→ RECORDS FOR PROCESSING:
::::
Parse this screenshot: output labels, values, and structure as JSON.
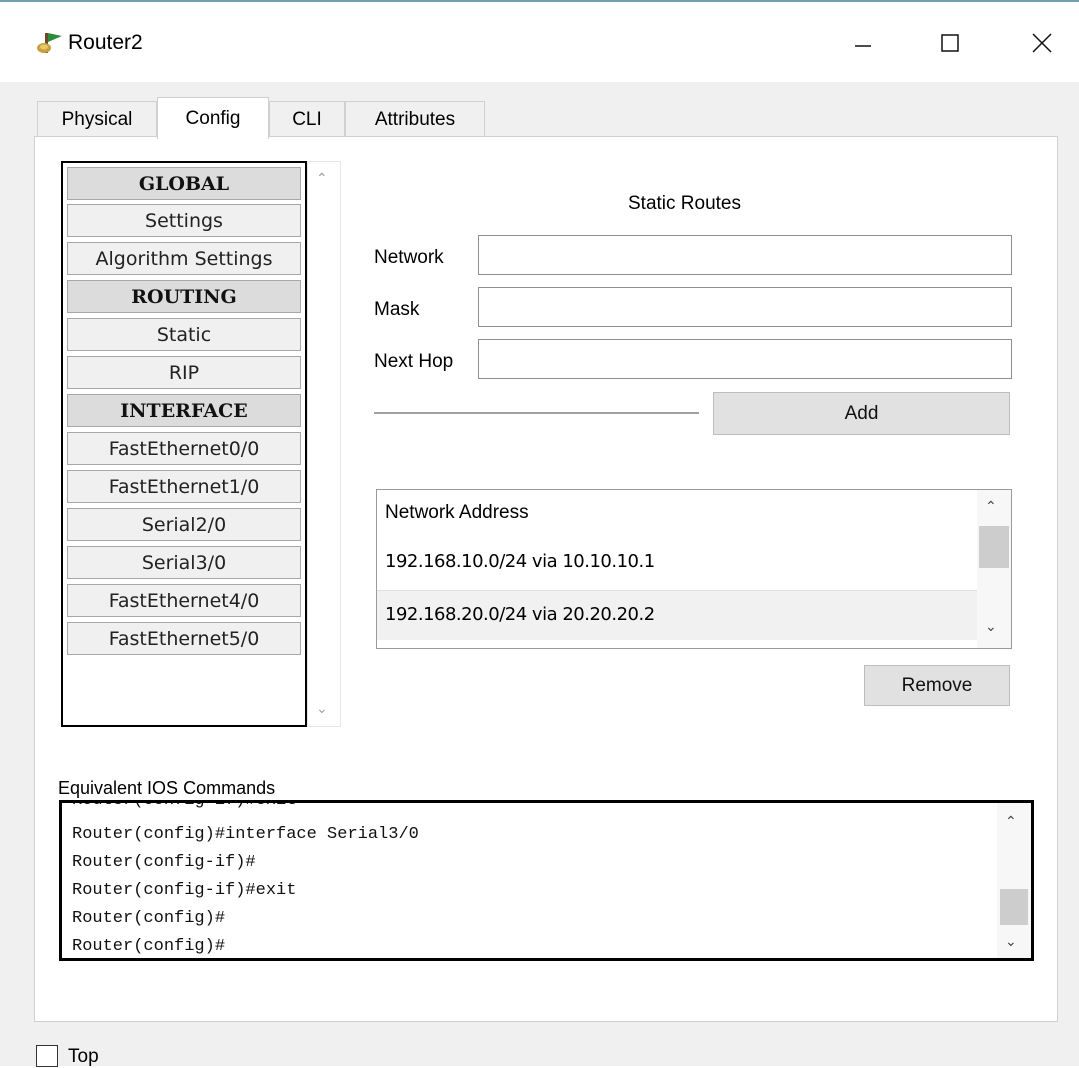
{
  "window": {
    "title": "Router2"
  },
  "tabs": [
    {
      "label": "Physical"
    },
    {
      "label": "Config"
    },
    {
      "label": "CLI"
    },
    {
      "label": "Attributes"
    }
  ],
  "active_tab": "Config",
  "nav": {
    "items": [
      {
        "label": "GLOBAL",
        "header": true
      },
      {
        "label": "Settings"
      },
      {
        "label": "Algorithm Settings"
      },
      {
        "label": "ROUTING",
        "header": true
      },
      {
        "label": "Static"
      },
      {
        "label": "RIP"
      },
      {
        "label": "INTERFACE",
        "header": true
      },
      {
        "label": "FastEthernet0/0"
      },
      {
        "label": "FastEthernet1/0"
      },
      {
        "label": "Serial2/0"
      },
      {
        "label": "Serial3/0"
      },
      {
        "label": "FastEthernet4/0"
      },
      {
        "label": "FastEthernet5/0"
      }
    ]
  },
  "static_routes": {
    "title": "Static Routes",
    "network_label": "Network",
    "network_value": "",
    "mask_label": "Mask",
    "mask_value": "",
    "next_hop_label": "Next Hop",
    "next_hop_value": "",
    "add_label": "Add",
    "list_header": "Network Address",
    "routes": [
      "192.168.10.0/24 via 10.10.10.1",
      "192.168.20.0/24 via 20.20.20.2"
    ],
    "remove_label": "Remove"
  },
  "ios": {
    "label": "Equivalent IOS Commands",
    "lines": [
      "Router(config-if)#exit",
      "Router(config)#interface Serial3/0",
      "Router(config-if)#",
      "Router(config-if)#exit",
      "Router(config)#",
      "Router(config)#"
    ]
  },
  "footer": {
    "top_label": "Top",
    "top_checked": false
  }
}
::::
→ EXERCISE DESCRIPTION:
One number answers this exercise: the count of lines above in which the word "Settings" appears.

→ TASK OUTPUT:
2